Instead the report occupies itself with the year and last few months leading up to the election.
Turning point in history
It points out that the 2002 elections were a turning point in Zimbabwean electoral history – seeing the Zanu-PF going from a 93% majority in the 1996 presidential elections to just 51.9% in 2002 “demonstrated Zanu-PF’s dramatic decline”.
Consequently it would mean that the stakes for these elections were high.
- The elections in Zimbabwe, more than anything else, have been characterised by a very high level of polarisation between (the Zanu-PF and MDC) and between members of their respective parties.
- Intimidation and violence in certain geographic areas of Zimbabwe were the hallmark of the pre-election period. At least 107 people whose names, places of residents and dates of death have been published, were reported killed in political violence related attacks between March 2000 and (the election month) March 2002. Although police were extremely reluctant to provide statistics, by far the majority of these victims are said to be members or supporters of the MDC.
- It is common cause that the Zanu-PF has established a military trained youth group, also known as youth militia. Reports by our and other observer missions show that this youth militia have been the primary perpetrators of violence and intimidation against members and its supporters of the MDC or sections of the population which appear not to be supportive of Zanu-PF.
- In varying degrees this election related violence and threats of violence, arson and hostage taking have curtailed freedom of movement, freedom of speech, freedom of assembly and of association of voters.
- In the lead up to the presidential elections the electoral laws of Zimbabwe were dramatically amended and manipulated by executive decrees.
- Final voters rolls and information on polling stations were not available timeously.
- There were no equal or equitable access to publicly owned and funded media.
- The executive government discarded the rule of law by either failing to give effect to decisions of both the High court and the Supreme court or by introducing statutory instruments or regulations which altered, reversed or undermined court decisions.
- The treatment of supporters of each of the two main candidates by the police appeal to have been partial
- The number of polling stations in urban constituencies and particularly in Harare and Chitungwiza were substantially reduced. This reduction severely curtailed the access of voters to polling stations. On the third day of polling, not all voters who wished to cast their vote had a reasonable opportunity to do so. The number of voters prevented from voting could not be ascertained

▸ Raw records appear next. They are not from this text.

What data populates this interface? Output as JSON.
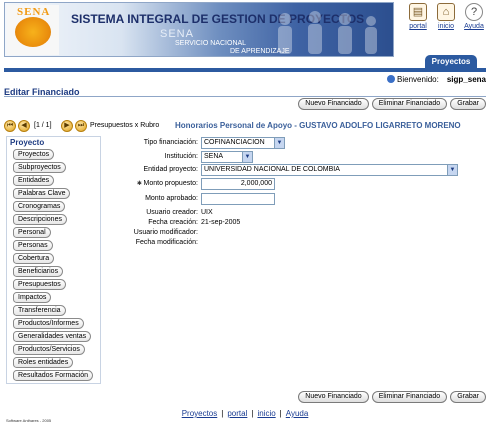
{
  "header": {
    "logo_text": "SENA",
    "title": "SISTEMA INTEGRAL DE GESTION DE PROYECTOS",
    "subtitle_org": "SENA",
    "subtitle_line1": "SERVICIO NACIONAL",
    "subtitle_line2": "DE APRENDIZAJE"
  },
  "top_links": [
    {
      "label": "portal",
      "icon": "portal-book-icon"
    },
    {
      "label": "inicio",
      "icon": "home-book-icon"
    },
    {
      "label": "Ayuda",
      "icon": "help-icon"
    }
  ],
  "active_tab": "Proyectos",
  "welcome": {
    "label": "Bienvenido:",
    "user": "sigp_sena"
  },
  "page_title": "Editar Financiado",
  "toolbar": {
    "new_label": "Nuevo Financiado",
    "delete_label": "Eliminar Financiado",
    "save_label": "Grabar"
  },
  "record_nav": {
    "position": "[1 / 1]",
    "context": "Presupuestos x Rubro",
    "heading": "Honorarios Personal de Apoyo - GUSTAVO ADOLFO LIGARRETO MORENO"
  },
  "sidebar": {
    "heading": "Proyecto",
    "items": [
      "Proyectos",
      "Subproyectos",
      "Entidades",
      "Palabras Clave",
      "Cronogramas",
      "Descripciones",
      "Personal",
      "Personas",
      "Cobertura",
      "Beneficiarios",
      "Presupuestos",
      "Impactos",
      "Transferencia",
      "Productos/Informes",
      "Generalidades ventas",
      "Productos/Servicios",
      "Roles entidades",
      "Resultados Formación"
    ]
  },
  "form": {
    "tipo_financiacion": {
      "label": "Tipo financiación:",
      "value": "COFINANCIACION"
    },
    "institucion": {
      "label": "Institución:",
      "value": "SENA"
    },
    "entidad_proyecto": {
      "label": "Entidad proyecto:",
      "value": "UNIVERSIDAD NACIONAL DE COLOMBIA"
    },
    "monto_propuesto": {
      "label": "Monto propuesto:",
      "value": "2,000,000"
    },
    "monto_aprobado": {
      "label": "Monto aprobado:",
      "value": ""
    },
    "usuario_creador": {
      "label": "Usuario creador:",
      "value": "UIX"
    },
    "fecha_creacion": {
      "label": "Fecha creación:",
      "value": "21-sep-2005"
    },
    "usuario_modificador": {
      "label": "Usuario modificador:",
      "value": ""
    },
    "fecha_modificacion": {
      "label": "Fecha modificación:",
      "value": ""
    }
  },
  "footer_links": [
    "Proyectos",
    "portal",
    "inicio",
    "Ayuda"
  ],
  "copyright": "Software Anthares - 2005",
  "colors": {
    "accent": "#2c5aa0",
    "heading": "#1d3b82",
    "nav_heading": "#3a5f9a"
  }
}
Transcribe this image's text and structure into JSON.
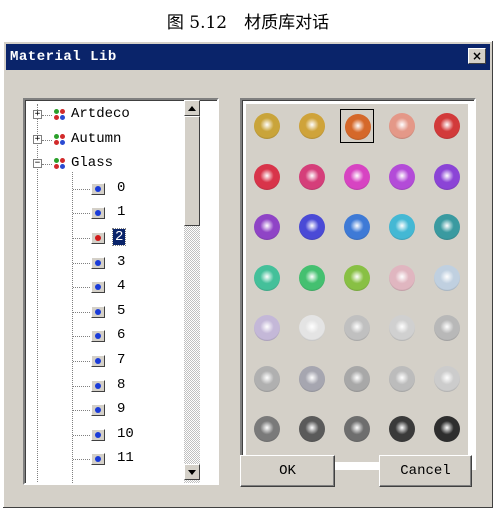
{
  "caption": "图 5.12　材质库对话",
  "window": {
    "title": "Material Lib",
    "close_label": "×"
  },
  "tree": {
    "groups": [
      {
        "label": "Artdeco",
        "expander": "+"
      },
      {
        "label": "Autumn",
        "expander": "+"
      },
      {
        "label": "Glass",
        "expander": "−"
      }
    ],
    "items": [
      "0",
      "1",
      "2",
      "3",
      "4",
      "5",
      "6",
      "7",
      "8",
      "9",
      "10",
      "11"
    ],
    "selected_item": "2"
  },
  "materials": [
    [
      "#c9a43a",
      "#cfa33a",
      "#d5682a",
      "#e49888",
      "#d23a3a"
    ],
    [
      "#d8344a",
      "#d53e7a",
      "#d744c2",
      "#b34bd8",
      "#8b44d6"
    ],
    [
      "#8f44c6",
      "#4a4ad6",
      "#3e7ad6",
      "#44b8d4",
      "#3a9aa0"
    ],
    [
      "#44c09a",
      "#44c070",
      "#88c044",
      "#e0b6c0",
      "#c0d0e0"
    ],
    [
      "#c4b8d8",
      "#e4e4e4",
      "#c0c0c0",
      "#d0d0d0",
      "#b8b8b8"
    ],
    [
      "#b0b0b0",
      "#a6a6b0",
      "#a8a8a8",
      "#bcbcbc",
      "#cccccc"
    ],
    [
      "#7a7a7a",
      "#5a5a5a",
      "#6e6e6e",
      "#3a3a3a",
      "#2e2e2e"
    ]
  ],
  "selected_material": {
    "row": 0,
    "col": 2
  },
  "buttons": {
    "ok": "OK",
    "cancel": "Cancel"
  }
}
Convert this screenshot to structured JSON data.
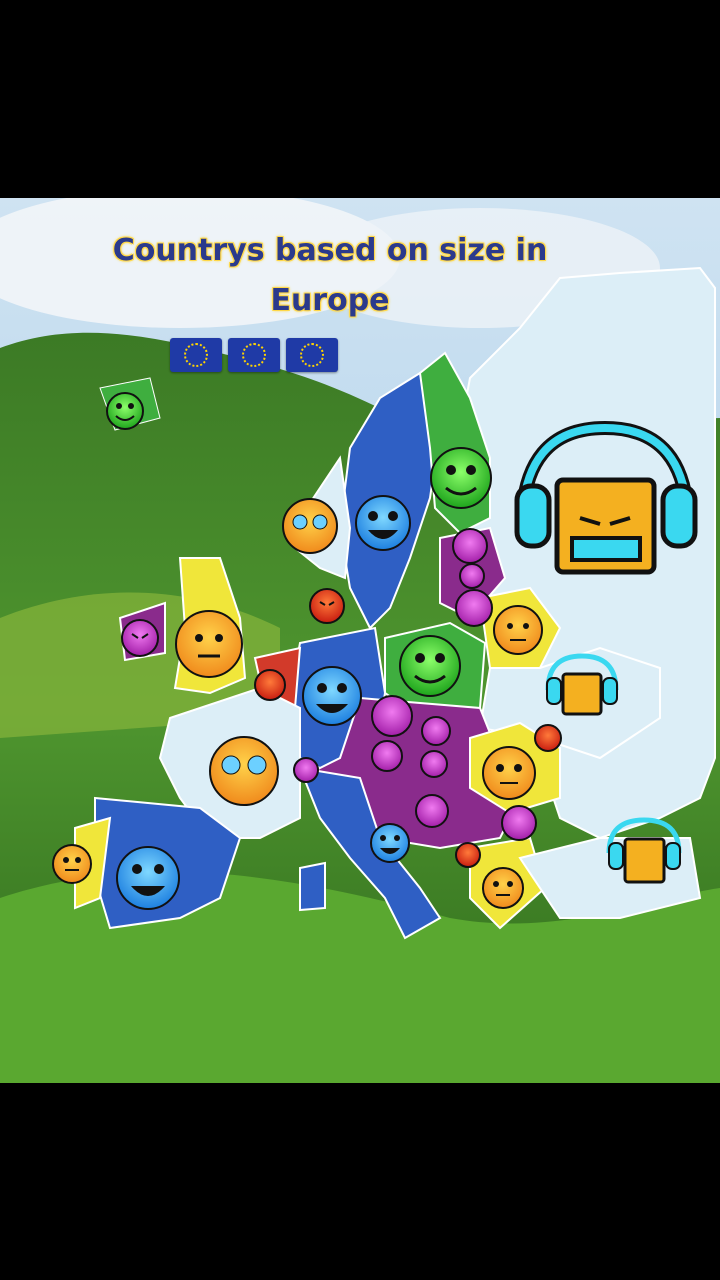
{
  "title": "Countrys based on size in Europe",
  "flags": [
    {
      "icon": "eu-flag-icon"
    },
    {
      "icon": "eu-flag-icon"
    },
    {
      "icon": "eu-flag-icon"
    }
  ],
  "colors": {
    "easy": "#3fae3f",
    "normal": "#2f5fc4",
    "hard": "#f0e63a",
    "harder": "#d23a2a",
    "insane": "#8a2b8c",
    "demon": "#dceef7",
    "sea": "#e8f3f8"
  }
}
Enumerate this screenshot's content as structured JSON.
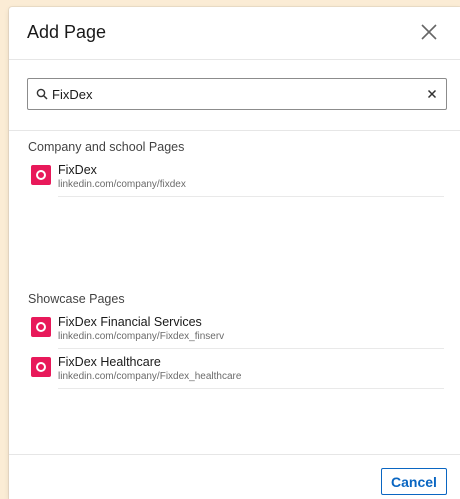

- It should, however, be recorded that in all the other constituencies polling stations were easily accessible to the electorate. The secrecy of the ballot was observed. Requirements such as effective design of ballot papers, ballot boxes, impartial assistance to voters, if necessary transporting of election materials and protection of polling stations were accomplished.
It was principally the pre-polling and other environment, which informed our assessment of the conduct of elections. We recognise that the opposition parties fully participated in the electoral process up to the end. We acknowledge that on polling days no significant irregularities, ave in Harare and Chitungwisa occurred, the report said.
‘Cannot be considered free and fair’
“However,” the judges concluded, “having regard to all the circumstances, and in particular the cumulative substantial departures from international standards of free and fair elections found in Zimbabwe during the pre-election period, these elections, in our view, cannot be considered free and fair.”
Milo said: “This landmark case will teach public bodies that you may be able to run for a while, but you can’t hide,” said Milo.
The judgment vindicates those who continued for the last decade to question the freedom and fairness of the March 2002 elections.